- _Task statement_: Each entry below has to be written out again exactly.

(Entries from a dataset of interfaces)
*** Block opens ***

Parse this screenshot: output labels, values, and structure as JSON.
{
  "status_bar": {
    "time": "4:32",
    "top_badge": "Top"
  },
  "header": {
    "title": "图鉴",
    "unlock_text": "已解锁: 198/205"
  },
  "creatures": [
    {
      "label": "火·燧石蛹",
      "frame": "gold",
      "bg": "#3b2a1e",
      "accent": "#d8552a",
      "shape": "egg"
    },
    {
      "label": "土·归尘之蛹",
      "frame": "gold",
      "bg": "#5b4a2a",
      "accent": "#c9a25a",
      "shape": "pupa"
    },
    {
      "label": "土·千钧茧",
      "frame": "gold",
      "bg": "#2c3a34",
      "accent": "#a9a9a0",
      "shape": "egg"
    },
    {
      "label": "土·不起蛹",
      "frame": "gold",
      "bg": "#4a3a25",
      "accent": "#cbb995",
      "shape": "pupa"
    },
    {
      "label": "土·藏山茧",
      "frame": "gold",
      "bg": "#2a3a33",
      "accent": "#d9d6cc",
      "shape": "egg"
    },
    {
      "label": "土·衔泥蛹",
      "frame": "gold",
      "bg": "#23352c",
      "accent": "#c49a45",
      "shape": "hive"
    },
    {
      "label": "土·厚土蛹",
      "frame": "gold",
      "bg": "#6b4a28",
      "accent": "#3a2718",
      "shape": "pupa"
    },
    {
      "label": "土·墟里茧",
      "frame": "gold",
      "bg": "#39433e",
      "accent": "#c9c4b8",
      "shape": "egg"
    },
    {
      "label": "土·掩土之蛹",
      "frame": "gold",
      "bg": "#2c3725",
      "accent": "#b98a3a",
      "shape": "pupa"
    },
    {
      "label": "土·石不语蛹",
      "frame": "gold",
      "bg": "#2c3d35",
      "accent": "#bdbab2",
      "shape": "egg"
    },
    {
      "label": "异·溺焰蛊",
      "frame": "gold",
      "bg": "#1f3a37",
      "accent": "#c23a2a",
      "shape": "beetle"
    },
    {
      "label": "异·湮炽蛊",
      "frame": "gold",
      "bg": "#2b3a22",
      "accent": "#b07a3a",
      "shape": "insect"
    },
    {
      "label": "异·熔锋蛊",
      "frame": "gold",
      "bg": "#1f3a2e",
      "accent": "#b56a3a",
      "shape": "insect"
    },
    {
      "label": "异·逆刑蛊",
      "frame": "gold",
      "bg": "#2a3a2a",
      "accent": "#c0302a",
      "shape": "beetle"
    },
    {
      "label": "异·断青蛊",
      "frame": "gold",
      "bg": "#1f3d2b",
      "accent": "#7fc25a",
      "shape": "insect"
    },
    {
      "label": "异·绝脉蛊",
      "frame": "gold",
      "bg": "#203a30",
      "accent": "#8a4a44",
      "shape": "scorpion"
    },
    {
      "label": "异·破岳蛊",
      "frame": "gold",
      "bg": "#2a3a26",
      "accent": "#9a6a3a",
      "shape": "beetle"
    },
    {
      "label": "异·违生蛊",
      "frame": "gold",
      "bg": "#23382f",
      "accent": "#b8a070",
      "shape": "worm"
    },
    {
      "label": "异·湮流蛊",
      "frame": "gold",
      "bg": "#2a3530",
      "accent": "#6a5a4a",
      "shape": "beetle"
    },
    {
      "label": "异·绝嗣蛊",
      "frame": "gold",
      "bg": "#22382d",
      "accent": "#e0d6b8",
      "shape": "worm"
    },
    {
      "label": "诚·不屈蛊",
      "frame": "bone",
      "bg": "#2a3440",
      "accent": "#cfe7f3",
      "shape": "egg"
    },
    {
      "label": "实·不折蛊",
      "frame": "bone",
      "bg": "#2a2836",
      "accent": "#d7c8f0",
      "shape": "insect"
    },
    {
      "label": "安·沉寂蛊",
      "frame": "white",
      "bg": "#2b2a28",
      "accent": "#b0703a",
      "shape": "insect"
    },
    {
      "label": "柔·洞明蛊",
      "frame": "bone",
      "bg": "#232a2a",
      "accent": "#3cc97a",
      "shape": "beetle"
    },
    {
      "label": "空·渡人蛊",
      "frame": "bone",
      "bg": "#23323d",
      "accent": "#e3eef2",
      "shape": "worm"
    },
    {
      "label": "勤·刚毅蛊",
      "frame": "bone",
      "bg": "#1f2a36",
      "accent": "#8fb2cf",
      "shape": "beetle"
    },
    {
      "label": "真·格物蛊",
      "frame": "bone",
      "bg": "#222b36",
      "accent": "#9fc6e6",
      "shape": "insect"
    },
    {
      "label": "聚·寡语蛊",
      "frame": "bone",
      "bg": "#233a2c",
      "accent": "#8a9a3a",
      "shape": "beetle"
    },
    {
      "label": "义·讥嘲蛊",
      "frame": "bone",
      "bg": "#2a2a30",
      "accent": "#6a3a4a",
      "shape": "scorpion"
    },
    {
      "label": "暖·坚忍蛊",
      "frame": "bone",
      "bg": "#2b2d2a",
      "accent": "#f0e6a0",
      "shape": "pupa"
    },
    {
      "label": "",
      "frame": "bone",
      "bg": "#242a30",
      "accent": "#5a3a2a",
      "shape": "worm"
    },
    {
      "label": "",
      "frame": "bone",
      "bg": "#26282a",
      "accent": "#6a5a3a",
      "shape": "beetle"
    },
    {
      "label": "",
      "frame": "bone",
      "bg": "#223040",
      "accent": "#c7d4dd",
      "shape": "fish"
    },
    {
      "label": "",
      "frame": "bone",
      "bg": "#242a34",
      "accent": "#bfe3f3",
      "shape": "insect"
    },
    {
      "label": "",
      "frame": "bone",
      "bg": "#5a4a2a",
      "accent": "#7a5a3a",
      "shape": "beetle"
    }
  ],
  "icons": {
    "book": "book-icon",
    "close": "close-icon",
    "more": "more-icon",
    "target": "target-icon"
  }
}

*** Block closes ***

- _Solution for this problem_:
Parse this screenshot: output labels, values, and structure as JSON.
{
  "status_bar": {
    "time": "4:32",
    "top_badge": "Top"
  },
  "header": {
    "title": "图鉴",
    "unlock_text": "已解锁: 198/205"
  },
  "creatures": [
    {
      "label": "火·燧石蛹",
      "frame": "gold",
      "bg": "#3b2a1e",
      "accent": "#d8552a",
      "shape": "egg"
    },
    {
      "label": "土·归尘之蛹",
      "frame": "gold",
      "bg": "#5b4a2a",
      "accent": "#c9a25a",
      "shape": "pupa"
    },
    {
      "label": "土·千钧茧",
      "frame": "gold",
      "bg": "#2c3a34",
      "accent": "#a9a9a0",
      "shape": "egg"
    },
    {
      "label": "土·不起蛹",
      "frame": "gold",
      "bg": "#4a3a25",
      "accent": "#cbb995",
      "shape": "pupa"
    },
    {
      "label": "土·藏山茧",
      "frame": "gold",
      "bg": "#2a3a33",
      "accent": "#d9d6cc",
      "shape": "egg"
    },
    {
      "label": "土·衔泥蛹",
      "frame": "gold",
      "bg": "#23352c",
      "accent": "#c49a45",
      "shape": "hive"
    },
    {
      "label": "土·厚土蛹",
      "frame": "gold",
      "bg": "#6b4a28",
      "accent": "#3a2718",
      "shape": "pupa"
    },
    {
      "label": "土·墟里茧",
      "frame": "gold",
      "bg": "#39433e",
      "accent": "#c9c4b8",
      "shape": "egg"
    },
    {
      "label": "土·掩土之蛹",
      "frame": "gold",
      "bg": "#2c3725",
      "accent": "#b98a3a",
      "shape": "pupa"
    },
    {
      "label": "土·石不语蛹",
      "frame": "gold",
      "bg": "#2c3d35",
      "accent": "#bdbab2",
      "shape": "egg"
    },
    {
      "label": "异·溺焰蛊",
      "frame": "gold",
      "bg": "#1f3a37",
      "accent": "#c23a2a",
      "shape": "beetle"
    },
    {
      "label": "异·湮炽蛊",
      "frame": "gold",
      "bg": "#2b3a22",
      "accent": "#b07a3a",
      "shape": "insect"
    },
    {
      "label": "异·熔锋蛊",
      "frame": "gold",
      "bg": "#1f3a2e",
      "accent": "#b56a3a",
      "shape": "insect"
    },
    {
      "label": "异·逆刑蛊",
      "frame": "gold",
      "bg": "#2a3a2a",
      "accent": "#c0302a",
      "shape": "beetle"
    },
    {
      "label": "异·断青蛊",
      "frame": "gold",
      "bg": "#1f3d2b",
      "accent": "#7fc25a",
      "shape": "insect"
    },
    {
      "label": "异·绝脉蛊",
      "frame": "gold",
      "bg": "#203a30",
      "accent": "#8a4a44",
      "shape": "scorpion"
    },
    {
      "label": "异·破岳蛊",
      "frame": "gold",
      "bg": "#2a3a26",
      "accent": "#9a6a3a",
      "shape": "beetle"
    },
    {
      "label": "异·违生蛊",
      "frame": "gold",
      "bg": "#23382f",
      "accent": "#b8a070",
      "shape": "worm"
    },
    {
      "label": "异·湮流蛊",
      "frame": "gold",
      "bg": "#2a3530",
      "accent": "#6a5a4a",
      "shape": "beetle"
    },
    {
      "label": "异·绝嗣蛊",
      "frame": "gold",
      "bg": "#22382d",
      "accent": "#e0d6b8",
      "shape": "worm"
    },
    {
      "label": "诚·不屈蛊",
      "frame": "bone",
      "bg": "#2a3440",
      "accent": "#cfe7f3",
      "shape": "egg"
    },
    {
      "label": "实·不折蛊",
      "frame": "bone",
      "bg": "#2a2836",
      "accent": "#d7c8f0",
      "shape": "insect"
    },
    {
      "label": "安·沉寂蛊",
      "frame": "white",
      "bg": "#2b2a28",
      "accent": "#b0703a",
      "shape": "insect"
    },
    {
      "label": "柔·洞明蛊",
      "frame": "bone",
      "bg": "#232a2a",
      "accent": "#3cc97a",
      "shape": "beetle"
    },
    {
      "label": "空·渡人蛊",
      "frame": "bone",
      "bg": "#23323d",
      "accent": "#e3eef2",
      "shape": "worm"
    },
    {
      "label": "勤·刚毅蛊",
      "frame": "bone",
      "bg": "#1f2a36",
      "accent": "#8fb2cf",
      "shape": "beetle"
    },
    {
      "label": "真·格物蛊",
      "frame": "bone",
      "bg": "#222b36",
      "accent": "#9fc6e6",
      "shape": "insect"
    },
    {
      "label": "聚·寡语蛊",
      "frame": "bone",
      "bg": "#233a2c",
      "accent": "#8a9a3a",
      "shape": "beetle"
    },
    {
      "label": "义·讥嘲蛊",
      "frame": "bone",
      "bg": "#2a2a30",
      "accent": "#6a3a4a",
      "shape": "scorpion"
    },
    {
      "label": "暖·坚忍蛊",
      "frame": "bone",
      "bg": "#2b2d2a",
      "accent": "#f0e6a0",
      "shape": "pupa"
    },
    {
      "label": "",
      "frame": "bone",
      "bg": "#242a30",
      "accent": "#5a3a2a",
      "shape": "worm"
    },
    {
      "label": "",
      "frame": "bone",
      "bg": "#26282a",
      "accent": "#6a5a3a",
      "shape": "beetle"
    },
    {
      "label": "",
      "frame": "bone",
      "bg": "#223040",
      "accent": "#c7d4dd",
      "shape": "fish"
    },
    {
      "label": "",
      "frame": "bone",
      "bg": "#242a34",
      "accent": "#bfe3f3",
      "shape": "insect"
    },
    {
      "label": "",
      "frame": "bone",
      "bg": "#5a4a2a",
      "accent": "#7a5a3a",
      "shape": "beetle"
    }
  ],
  "icons": {
    "book": "book-icon",
    "close": "close-icon",
    "more": "more-icon",
    "target": "target-icon"
  }
}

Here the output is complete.